At first, Parkhurst was celebrated and mourned as the hero of Goodall Park, but then came a revelation from another place and another time. Fifty years earlier, in the town of Fulton, N.Y., a four-year-old girl named Carolee Ashby was hit and killed by a car as she crossed the street on Halloween night. The driver didn’t stop and his identity remained hidden for 45 years. That driver was a young Douglas Parkhurst, who confessed in 2013 after the statute of limitations had expired.
The program includes:

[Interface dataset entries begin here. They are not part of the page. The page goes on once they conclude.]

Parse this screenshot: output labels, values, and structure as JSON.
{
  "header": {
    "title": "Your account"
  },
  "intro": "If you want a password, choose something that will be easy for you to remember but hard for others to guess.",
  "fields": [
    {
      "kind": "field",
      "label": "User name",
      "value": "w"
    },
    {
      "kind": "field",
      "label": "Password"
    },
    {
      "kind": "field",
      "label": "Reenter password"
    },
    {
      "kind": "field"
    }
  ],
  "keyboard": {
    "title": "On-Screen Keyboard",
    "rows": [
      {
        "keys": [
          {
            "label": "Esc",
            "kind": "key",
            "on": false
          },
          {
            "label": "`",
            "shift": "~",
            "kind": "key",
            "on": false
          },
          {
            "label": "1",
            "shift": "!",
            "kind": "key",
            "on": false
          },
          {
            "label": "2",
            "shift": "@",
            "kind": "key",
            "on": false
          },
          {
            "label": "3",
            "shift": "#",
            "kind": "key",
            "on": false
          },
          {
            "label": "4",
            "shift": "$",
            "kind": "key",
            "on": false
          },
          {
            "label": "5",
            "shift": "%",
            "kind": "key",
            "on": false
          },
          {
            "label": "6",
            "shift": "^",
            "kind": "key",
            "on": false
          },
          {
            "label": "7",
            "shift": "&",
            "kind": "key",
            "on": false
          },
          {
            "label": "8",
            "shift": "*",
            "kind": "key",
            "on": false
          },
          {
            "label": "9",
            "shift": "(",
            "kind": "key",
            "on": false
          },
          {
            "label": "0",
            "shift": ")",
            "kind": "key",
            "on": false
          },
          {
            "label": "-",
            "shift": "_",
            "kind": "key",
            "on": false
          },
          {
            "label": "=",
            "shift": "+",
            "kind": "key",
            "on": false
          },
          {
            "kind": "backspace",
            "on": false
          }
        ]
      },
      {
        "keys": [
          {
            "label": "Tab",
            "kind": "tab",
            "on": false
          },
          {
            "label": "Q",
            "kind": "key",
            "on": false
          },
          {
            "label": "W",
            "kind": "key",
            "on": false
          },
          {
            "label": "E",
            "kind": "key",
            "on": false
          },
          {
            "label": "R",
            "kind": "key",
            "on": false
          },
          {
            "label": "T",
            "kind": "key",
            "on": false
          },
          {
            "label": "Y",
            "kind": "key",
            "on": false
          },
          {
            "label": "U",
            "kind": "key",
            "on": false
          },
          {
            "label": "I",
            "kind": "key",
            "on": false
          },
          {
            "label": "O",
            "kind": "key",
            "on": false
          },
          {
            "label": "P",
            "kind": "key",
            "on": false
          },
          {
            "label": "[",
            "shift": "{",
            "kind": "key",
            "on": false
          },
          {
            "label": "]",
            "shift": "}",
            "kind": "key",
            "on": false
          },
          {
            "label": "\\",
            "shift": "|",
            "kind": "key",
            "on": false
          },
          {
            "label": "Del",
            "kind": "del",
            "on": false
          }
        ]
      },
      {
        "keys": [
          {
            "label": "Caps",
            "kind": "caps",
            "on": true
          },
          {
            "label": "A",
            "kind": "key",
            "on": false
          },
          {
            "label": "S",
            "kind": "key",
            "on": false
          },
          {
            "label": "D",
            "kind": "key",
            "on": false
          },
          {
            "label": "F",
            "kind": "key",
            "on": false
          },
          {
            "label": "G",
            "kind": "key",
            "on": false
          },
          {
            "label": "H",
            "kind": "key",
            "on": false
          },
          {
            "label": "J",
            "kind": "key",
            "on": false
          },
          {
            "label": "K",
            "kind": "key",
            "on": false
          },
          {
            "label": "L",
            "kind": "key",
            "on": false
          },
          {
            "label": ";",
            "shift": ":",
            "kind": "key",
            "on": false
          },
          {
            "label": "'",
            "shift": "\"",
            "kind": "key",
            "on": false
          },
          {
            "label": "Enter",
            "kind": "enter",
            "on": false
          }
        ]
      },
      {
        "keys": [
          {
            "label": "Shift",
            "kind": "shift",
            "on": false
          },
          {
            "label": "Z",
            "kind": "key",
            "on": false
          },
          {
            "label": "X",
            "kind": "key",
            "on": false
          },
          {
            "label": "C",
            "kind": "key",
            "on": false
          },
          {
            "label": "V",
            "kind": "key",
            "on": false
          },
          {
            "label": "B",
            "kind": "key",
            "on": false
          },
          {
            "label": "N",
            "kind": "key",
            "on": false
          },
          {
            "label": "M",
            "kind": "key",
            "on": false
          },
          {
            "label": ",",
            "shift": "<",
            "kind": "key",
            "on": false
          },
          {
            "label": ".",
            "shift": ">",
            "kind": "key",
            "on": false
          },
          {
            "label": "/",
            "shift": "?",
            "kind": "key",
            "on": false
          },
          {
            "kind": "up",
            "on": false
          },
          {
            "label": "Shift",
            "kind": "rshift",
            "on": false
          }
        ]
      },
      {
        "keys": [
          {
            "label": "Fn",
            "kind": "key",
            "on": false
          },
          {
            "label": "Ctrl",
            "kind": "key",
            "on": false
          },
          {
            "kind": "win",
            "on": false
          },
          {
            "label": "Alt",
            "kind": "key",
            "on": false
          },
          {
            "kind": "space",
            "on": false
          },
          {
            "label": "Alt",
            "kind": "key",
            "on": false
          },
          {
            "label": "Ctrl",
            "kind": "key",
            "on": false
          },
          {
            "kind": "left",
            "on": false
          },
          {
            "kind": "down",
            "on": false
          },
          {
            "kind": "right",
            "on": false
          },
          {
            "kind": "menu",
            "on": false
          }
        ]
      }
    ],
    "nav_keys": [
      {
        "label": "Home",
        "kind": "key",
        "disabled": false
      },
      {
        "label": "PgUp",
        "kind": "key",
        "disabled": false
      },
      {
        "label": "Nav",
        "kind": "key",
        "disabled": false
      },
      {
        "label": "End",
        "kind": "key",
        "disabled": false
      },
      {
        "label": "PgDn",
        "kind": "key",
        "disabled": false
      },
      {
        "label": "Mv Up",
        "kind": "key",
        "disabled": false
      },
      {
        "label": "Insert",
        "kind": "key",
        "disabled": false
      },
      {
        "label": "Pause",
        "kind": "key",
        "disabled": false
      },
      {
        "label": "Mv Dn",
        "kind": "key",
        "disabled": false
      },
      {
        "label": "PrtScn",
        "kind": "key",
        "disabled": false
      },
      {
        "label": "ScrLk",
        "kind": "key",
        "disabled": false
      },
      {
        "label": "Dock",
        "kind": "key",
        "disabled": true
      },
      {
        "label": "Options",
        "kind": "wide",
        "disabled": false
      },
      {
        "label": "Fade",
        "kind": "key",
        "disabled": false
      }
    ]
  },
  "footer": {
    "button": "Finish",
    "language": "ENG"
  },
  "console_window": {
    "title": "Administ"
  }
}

- The first on-camera interview with Sharrow, the woman who drove the car onto the baseball field, now in a state mental health facility in Augusta, Me.
- The first on-camera interviews with the son and grandson of Douglas Parkhurst.
- The first airing of police video showing Parkhurst’s confession.
- On-camera interview with Darlene Ashby McCann, who was holding her little sister Carolee’s hand when she was struck and killed in 1968.
- The first meeting between members of the Parkhurst and Ashby families as they seek closure.
“The Hero of Goodall Park” was produced for E60 by Martin Khodabakhshian.
A deeply-reported written piece by Junod will be on ESPN.com Tuesday morning to accompany the E60 story, and Junod will be a guest on the ESPN Daily Podcast with Mina Kimes to discuss the story that day as well. He also will appear on SportsCenter in the “OTL on SC” segment in the noon ET edition.
E60 premiered on ESPN on October 16, 2007, as a prime time newsmagazine show and now airs monthly. Reporting has ranged on subjects from corruption at FIFA, to the toxicity of playing fields in Bhopal, to the plight of migrant workers in Qatar, to the safety of artificial soccer fields. E60 has reported from Kenya, Sudan, India, Dominican Republic, Morocco, Mexico, Senegal, Philippines, Netherlands, Haiti, Costa Rica, South Africa, Ukraine, Serbia, Bolivia, Venezuela, Panama, Liberia, Syria, Uganda, Brazil, and Russia.